But their campaign has seen little success and now the few surviving “comfort women” left in the Philippines, are hoping the next generation will continue their fight.
The group called themselves “Pamana”, or “Inheritance” in Filipino, consisting of a handful of supporters and descendants of the former Filipino “comfort women”, a Japanese euphemism for sex slaves.
Members of the “Pamana” were in charge of spreading information and joining protest actions on behalf of the former Filipino comfort women.
They regularly hold meetings at a run-down resource center, which was being co-managed by their group and women’s rights organization Lila Pilipina.
Former comfort women Hilaria Bustamante and Estelita Dy act as caretakers of the center, which holds the records of all documented Filipino sex slaves under the three-year Japanese rule from 1942-1945.
Bustamante, 89, was abducted from her home and raped inside a Japanese garrison when she was 16. She said she suffered psychological trauma growing up and cannot forget the ordeal even today.
“It’s not easy to forget what happened. We will bring this memory down to our graves. even if they give an apology, it is still difficult to forget. It is already marked in us,” she said.
Bustamante and Dy decided to offer their support in the early 90s, joining various street protests to demand compensation and justice from the Japanese government. They now live inside the center and teach visitors about the importance of women’s rights and the lessons of war.
“We just don’t want another war because if there’s another war, what happened to us may happen again to the newer generations,” said 85-year-old Dy.
Melinda Relos, a member of Pamana whose mother was a former comfort woman, said the centre was facing challenges in funding for upkeep and maintenance.
She said the center operates solely on grants and donations from non-profit groups, making it difficult to preserve and maintain the documents which were slowly crumbling with age.
Despite the challenges, Relos said members of Pamana like her will not leave the centre nor their advocacy for the former Filipino comfort women.

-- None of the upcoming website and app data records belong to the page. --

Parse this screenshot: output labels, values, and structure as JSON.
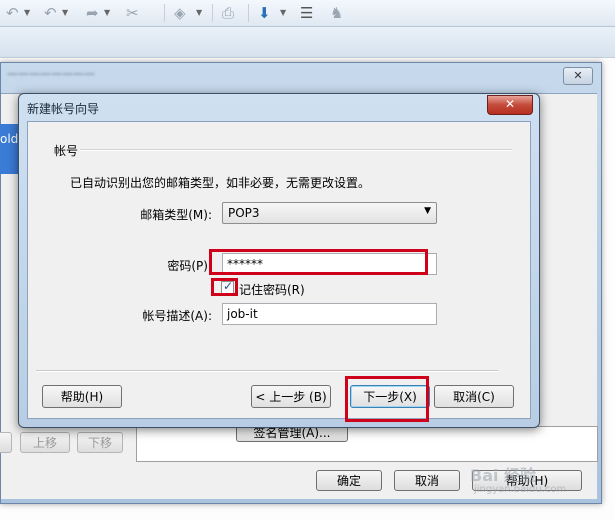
{
  "background": {
    "toolbar_icons": [
      "back-icon",
      "undo-icon",
      "redo-icon",
      "cut-icon",
      "tag-icon",
      "print-icon",
      "download-icon",
      "card-icon",
      "plugin-icon"
    ],
    "bg_window_close": "✕",
    "list_item_fragment": "old)",
    "buttons": {
      "move_up": "上移",
      "move_down": "下移",
      "signature_manage": "签名管理(A)...",
      "ok": "确定",
      "cancel": "取消",
      "help": "帮助(H)"
    },
    "watermark": "Bai 经验",
    "watermark_sub": "jingyan.baidu.com"
  },
  "dialog": {
    "title": "新建帐号向导",
    "close": "✕",
    "section_title": "帐号",
    "info": "已自动识别出您的邮箱类型，如非必要，无需更改设置。",
    "mailbox_type_label": "邮箱类型(M):",
    "mailbox_type_value": "POP3",
    "password_label": "密码(P):",
    "password_value": "******",
    "remember_password": "记住密码(R)",
    "remember_checked": true,
    "description_label": "帐号描述(A):",
    "description_value": "job-it",
    "buttons": {
      "help": "帮助(H)",
      "prev": "< 上一步 (B)",
      "next": "下一步(X)",
      "cancel": "取消(C)"
    }
  },
  "colors": {
    "highlight": "#d0021b",
    "dialog_frame": "#b8cde4"
  }
}
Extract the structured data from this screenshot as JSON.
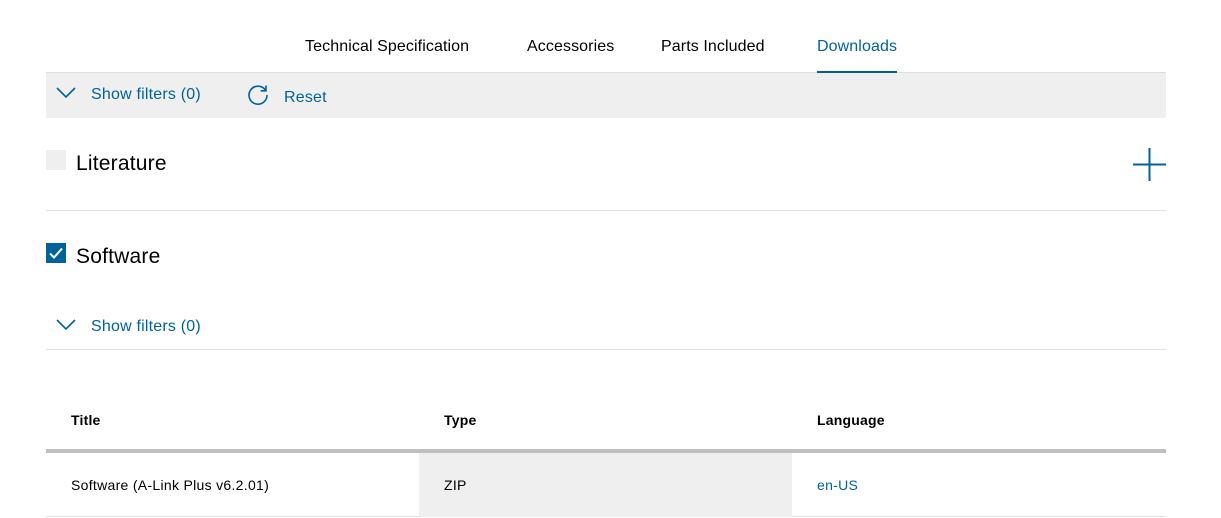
{
  "tabs": [
    {
      "label": "Technical Specification",
      "active": false
    },
    {
      "label": "Accessories",
      "active": false
    },
    {
      "label": "Parts Included",
      "active": false
    },
    {
      "label": "Downloads",
      "active": true
    }
  ],
  "top_filter": {
    "show_filters_label": "Show filters (0)",
    "reset_label": "Reset"
  },
  "sections": {
    "literature": {
      "title": "Literature",
      "checked": false
    },
    "software": {
      "title": "Software",
      "checked": true,
      "show_filters_label": "Show filters (0)"
    }
  },
  "table": {
    "headers": [
      "Title",
      "Type",
      "Language"
    ],
    "rows": [
      {
        "title": "Software (A-Link Plus v6.2.01)",
        "type": "ZIP",
        "language": "en-US"
      }
    ]
  },
  "colors": {
    "accent": "#00629a",
    "panel": "#efefef",
    "divider": "#e0e0e0",
    "header_rule": "#bfbfbf"
  },
  "icons": {
    "filter_toggle": "chevron-down-icon",
    "reset": "reset-icon",
    "expand": "plus-icon",
    "checked": "checkmark-icon"
  }
}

“Even if there are no longer any grandmothers present, we are still here. There are still surviving children, grandchildren and supporters that can join and continue the fight of our mothers,” she said.
Lila Pilipina has records of 174 Filipino comfort women when they started documentation in 1992, but said the total surviving victims could be less than 70 with many of the survivors dead due to old age.

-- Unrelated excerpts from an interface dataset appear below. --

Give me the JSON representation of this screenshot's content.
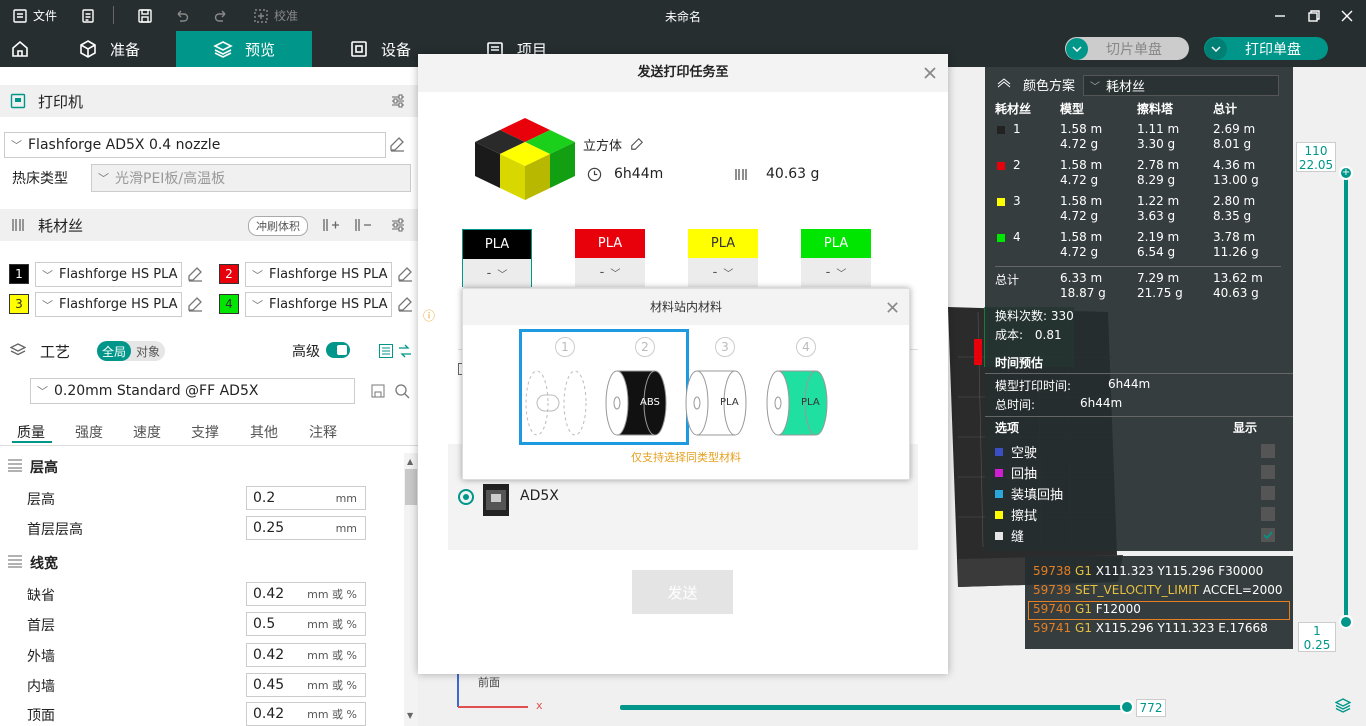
{
  "titlebar": {
    "file_label": "文件",
    "calibrate_label": "校准",
    "window_title": "未命名"
  },
  "tabs": {
    "prepare": "准备",
    "preview": "预览",
    "device": "设备",
    "project": "项目"
  },
  "actions": {
    "slice_label": "切片单盘",
    "print_label": "打印单盘"
  },
  "printer": {
    "section": "打印机",
    "name": "Flashforge AD5X 0.4 nozzle",
    "bed_label": "热床类型",
    "bed_value": "光滑PEI板/高温板"
  },
  "filament": {
    "section": "耗材丝",
    "flush_label": "冲刷体积",
    "slots": [
      {
        "num": "1",
        "name": "Flashforge HS PLA",
        "color": "#000000"
      },
      {
        "num": "2",
        "name": "Flashforge HS PLA",
        "color": "#e8000b"
      },
      {
        "num": "3",
        "name": "Flashforge HS PLA",
        "color": "#ffff00"
      },
      {
        "num": "4",
        "name": "Flashforge HS PLA",
        "color": "#00e600"
      }
    ]
  },
  "process": {
    "section": "工艺",
    "toggle_global": "全局",
    "toggle_object": "对象",
    "advanced_label": "高级",
    "preset": "0.20mm Standard @FF AD5X"
  },
  "subtabs": [
    "质量",
    "强度",
    "速度",
    "支撑",
    "其他",
    "注释"
  ],
  "quality": {
    "layer_group": "层高",
    "layer_height_label": "层高",
    "layer_height": "0.2",
    "first_layer_label": "首层层高",
    "first_layer": "0.25",
    "unit_mm": "mm",
    "width_group": "线宽",
    "unit_mm_pct": "mm 或 %",
    "widths": [
      {
        "label": "缺省",
        "value": "0.42"
      },
      {
        "label": "首层",
        "value": "0.5"
      },
      {
        "label": "外墙",
        "value": "0.42"
      },
      {
        "label": "内墙",
        "value": "0.45"
      },
      {
        "label": "顶面",
        "value": "0.42"
      }
    ]
  },
  "stats": {
    "scheme_label": "颜色方案",
    "scheme_value": "耗材丝",
    "headers": [
      "耗材丝",
      "模型",
      "擦料塔",
      "总计"
    ],
    "rows": [
      {
        "id": "1",
        "color": "#222222",
        "model": [
          "1.58 m",
          "4.72 g"
        ],
        "tower": [
          "1.11 m",
          "3.30 g"
        ],
        "total": [
          "2.69 m",
          "8.01 g"
        ]
      },
      {
        "id": "2",
        "color": "#e8000b",
        "model": [
          "1.58 m",
          "4.72 g"
        ],
        "tower": [
          "2.78 m",
          "8.29 g"
        ],
        "total": [
          "4.36 m",
          "13.00 g"
        ]
      },
      {
        "id": "3",
        "color": "#ffff00",
        "model": [
          "1.58 m",
          "4.72 g"
        ],
        "tower": [
          "1.22 m",
          "3.63 g"
        ],
        "total": [
          "2.80 m",
          "8.35 g"
        ]
      },
      {
        "id": "4",
        "color": "#00e600",
        "model": [
          "1.58 m",
          "4.72 g"
        ],
        "tower": [
          "2.19 m",
          "6.54 g"
        ],
        "total": [
          "3.78 m",
          "11.26 g"
        ]
      }
    ],
    "sum_label": "总计",
    "sum_model": [
      "6.33 m",
      "18.87 g"
    ],
    "sum_tower": [
      "7.29 m",
      "21.75 g"
    ],
    "sum_total": [
      "13.62 m",
      "40.63 g"
    ],
    "changes_label": "换料次数:",
    "changes_value": "330",
    "cost_label": "成本:",
    "cost_value": "0.81",
    "time_section": "时间预估",
    "model_time_label": "模型打印时间:",
    "model_time": "6h44m",
    "total_time_label": "总时间:",
    "total_time": "6h44m",
    "options_label": "选项",
    "show_label": "显示",
    "options": [
      {
        "label": "空驶",
        "color": "#3a4fc4"
      },
      {
        "label": "回抽",
        "color": "#d21ed2"
      },
      {
        "label": "装填回抽",
        "color": "#2aa7d8"
      },
      {
        "label": "擦拭",
        "color": "#ffff00"
      },
      {
        "label": "缝",
        "color": "#e6e6e6"
      }
    ]
  },
  "layers": {
    "top_value": "110",
    "top_height": "22.05",
    "bottom_value": "1",
    "bottom_height": "0.25",
    "move_value": "772"
  },
  "gcode": [
    {
      "line": "59738",
      "cmd": "G1",
      "args": "X111.323 Y115.296 F30000"
    },
    {
      "line": "59739",
      "cmd": "SET_VELOCITY_LIMIT",
      "args": "ACCEL=2000"
    },
    {
      "line": "59740",
      "cmd": "G1",
      "args": "F12000"
    },
    {
      "line": "59741",
      "cmd": "G1",
      "args": "X115.296 Y111.323 E.17668"
    }
  ],
  "viewport": {
    "front_label": "前面",
    "x_axis": "x"
  },
  "dialog": {
    "title": "发送打印任务至",
    "model_name": "立方体",
    "time": "6h44m",
    "weight": "40.63 g",
    "filaments": [
      {
        "name": "PLA",
        "color": "#000000",
        "text": "#ffffff",
        "sel": "-"
      },
      {
        "name": "PLA",
        "color": "#e8000b",
        "text": "#ffffff",
        "sel": "-"
      },
      {
        "name": "PLA",
        "color": "#ffff00",
        "text": "#333333",
        "sel": "-"
      },
      {
        "name": "PLA",
        "color": "#00e600",
        "text": "#ffffff",
        "sel": "-"
      }
    ],
    "device_name": "AD5X",
    "send_label": "发送"
  },
  "station": {
    "title": "材料站内材料",
    "slots": [
      "1",
      "2",
      "3",
      "4"
    ],
    "spool_labels": [
      "",
      "ABS",
      "PLA",
      "PLA"
    ],
    "note": "仅支持选择同类型材料"
  }
}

Like their counterparts in China and South Korea, the Filipino former comfort women have been demanding justice through compensation and a public apology from the Japanese government.
Japan acknowledged in 1993 that the state played a role in forcing Korean and Chinese women into military brothels and set up a fund to provide compensation to survivors in 1995. However, Japan has refused to pay direct compensation to survivors.

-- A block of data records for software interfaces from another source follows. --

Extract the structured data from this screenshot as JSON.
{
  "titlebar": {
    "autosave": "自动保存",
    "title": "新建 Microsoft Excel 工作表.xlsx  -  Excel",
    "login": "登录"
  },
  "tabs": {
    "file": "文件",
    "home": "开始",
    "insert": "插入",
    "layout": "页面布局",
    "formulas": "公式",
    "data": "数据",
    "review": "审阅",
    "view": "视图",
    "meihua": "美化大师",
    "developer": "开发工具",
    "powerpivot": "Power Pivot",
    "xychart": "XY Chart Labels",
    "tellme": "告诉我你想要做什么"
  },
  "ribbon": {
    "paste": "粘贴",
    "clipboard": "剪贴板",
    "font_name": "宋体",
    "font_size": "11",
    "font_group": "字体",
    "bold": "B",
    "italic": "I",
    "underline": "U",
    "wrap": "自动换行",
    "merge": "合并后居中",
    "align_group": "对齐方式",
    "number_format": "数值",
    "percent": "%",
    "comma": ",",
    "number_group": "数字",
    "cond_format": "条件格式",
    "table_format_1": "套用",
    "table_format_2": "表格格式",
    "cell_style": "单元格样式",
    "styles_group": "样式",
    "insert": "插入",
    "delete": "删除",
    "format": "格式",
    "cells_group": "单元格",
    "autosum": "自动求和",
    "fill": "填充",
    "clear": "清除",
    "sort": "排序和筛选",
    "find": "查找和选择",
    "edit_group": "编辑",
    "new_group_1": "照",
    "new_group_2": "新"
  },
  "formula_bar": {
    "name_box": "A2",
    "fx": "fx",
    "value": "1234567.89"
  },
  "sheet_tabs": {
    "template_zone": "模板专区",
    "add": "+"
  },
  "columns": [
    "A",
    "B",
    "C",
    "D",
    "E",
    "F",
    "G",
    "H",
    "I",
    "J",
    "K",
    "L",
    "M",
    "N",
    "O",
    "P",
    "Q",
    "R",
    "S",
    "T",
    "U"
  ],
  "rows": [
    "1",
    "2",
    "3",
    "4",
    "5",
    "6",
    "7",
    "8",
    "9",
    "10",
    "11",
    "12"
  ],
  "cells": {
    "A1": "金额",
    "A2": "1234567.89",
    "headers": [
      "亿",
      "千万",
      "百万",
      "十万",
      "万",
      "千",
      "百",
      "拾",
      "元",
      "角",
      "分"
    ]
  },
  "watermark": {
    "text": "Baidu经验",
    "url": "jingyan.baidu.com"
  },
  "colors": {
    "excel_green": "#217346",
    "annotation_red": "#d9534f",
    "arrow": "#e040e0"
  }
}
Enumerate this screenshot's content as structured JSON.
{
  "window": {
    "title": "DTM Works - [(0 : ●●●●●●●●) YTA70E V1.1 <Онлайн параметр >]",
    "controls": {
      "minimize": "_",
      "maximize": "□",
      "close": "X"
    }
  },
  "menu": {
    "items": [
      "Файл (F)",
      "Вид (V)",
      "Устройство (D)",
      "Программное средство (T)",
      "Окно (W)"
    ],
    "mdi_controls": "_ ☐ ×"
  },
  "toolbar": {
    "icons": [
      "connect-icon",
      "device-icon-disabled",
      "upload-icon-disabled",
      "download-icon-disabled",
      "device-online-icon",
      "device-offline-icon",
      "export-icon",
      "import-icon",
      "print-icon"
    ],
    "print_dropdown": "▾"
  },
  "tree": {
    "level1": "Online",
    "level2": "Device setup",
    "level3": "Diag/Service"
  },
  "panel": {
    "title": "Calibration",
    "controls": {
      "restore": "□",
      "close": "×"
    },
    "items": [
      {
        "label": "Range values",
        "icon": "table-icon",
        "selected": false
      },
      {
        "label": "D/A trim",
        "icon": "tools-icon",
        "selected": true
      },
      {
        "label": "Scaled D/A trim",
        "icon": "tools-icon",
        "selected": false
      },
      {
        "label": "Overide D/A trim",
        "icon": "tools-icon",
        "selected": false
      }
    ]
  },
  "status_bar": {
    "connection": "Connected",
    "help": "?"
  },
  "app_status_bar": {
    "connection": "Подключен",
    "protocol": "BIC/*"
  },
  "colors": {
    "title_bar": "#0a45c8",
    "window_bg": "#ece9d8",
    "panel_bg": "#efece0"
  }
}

Prime Minister Shinzo Abe, a former critic of the 1993 statement, now says he will uphold it. Many Japanese conservatives say there is no proof that authorities directly coerced the women.